The factors that initiate the pathophysiological cascade causing the destruction of SN neurons are unknown. However, a likely candidate may be our nervous system’s interaction with the outside world. Alpha-synuclein is normally expressed in the presynaptic terminals of neurons, and is though to be involved in regulating neurotransmission. Under pathological conditions, Lewy bodies composed of α-synuclein fibrils begin to accumulate. It is thought that α-synuclein could act as a prion like protein, capable of acquiring an “infectious” phenotype that spreads throughout the nervous system, transforming physiological α-synuclein into its pathological from.
In the first stages of PD, these aggregates are initially concentrated in the neurons of the ENS and olfactory bulb. A compelling explanation for the GI symptoms that present prior to motor dysfunction is that aggregates of α-synuclein may initially develop in the ENS and progressively spreads to higher brain regions through the vagus nerve. What triggers the abnormal α-synuclein aggregation has not yet been discovered. However, evidence indicates that pathogens or environmental toxins may trigger oxidative stress and mucosal inflammation, initiating subsequent protein accumulation. Some studies have also shown that this pathological process may be initiated by our own gut microbiota.
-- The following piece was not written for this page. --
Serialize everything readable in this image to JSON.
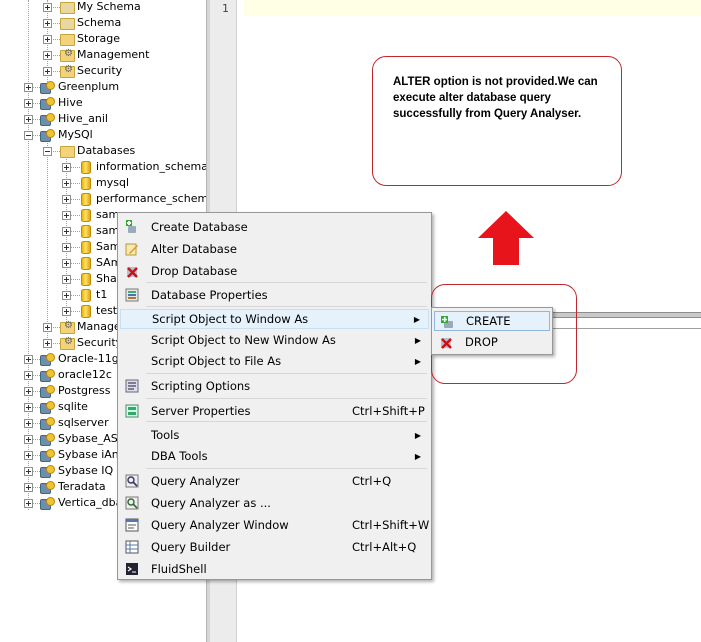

We know that individuals with PD tend to have different gut bacteria than healthy individuals. In a study conducted on a PD susceptible mouse model, the mice raised in germ-free environments showed fewer motor symptoms than the mice raised in non-sterile environments. Additionally, when the mice raised in a non-sterile environment were treated with antibiotics, the severity of their symptoms decrease. That is, there seems to be something inherent to their gut microbiome that impacts symptom severity. Finally, the researchers introduced human gut bacteria from PD patients into the GI tact of the same mouse model. These mice began to develop severe motor dysfunction, whereas no effect was seen in mice injected with the gut bacteria of healthy participants.
From the evidence presented in this study, we can be confident that at least in a mouse model, gut bacteria can have a profound effect on PD severity and progression. However, more evidence and replication studies are necessary before we can truly confirm the role of gut bacteria in PD. In the event that this is proven to be true, the way we treat Parkinson’s disease may change completely. Also, if we can identify the strains of bacteria that seem to cause the disease, we may be able to screen patients earlier before they develop irreversible brain damage.
There is a lot we still don’t understand about Parkinson’s disease. However, with PD being the second most prevalent neurodegenerative disease, the possibility of a cure has the power to transform the lives of those affected forever. Current therapeutic approaches work to curb the motor symptoms, but they do not stop the brain damage or address the non-motor symptoms. Although provocative, the assertion that we have been approaching PD wrong this entire time seems to be more convincing than not. However, it is important to keep in mind that animal studies don’t always translate to humans.
Sometimes, even the simplest of experiments can completely transform our understanding of physiology and disease. These discoveries provide hope for many that a cure may soon be on the horizon for various “incurable” diseases. In the scientific community, however, these pivotal discoveries foster in us a sense of humility that allows us to open our minds to the transformative possibility of being wrong.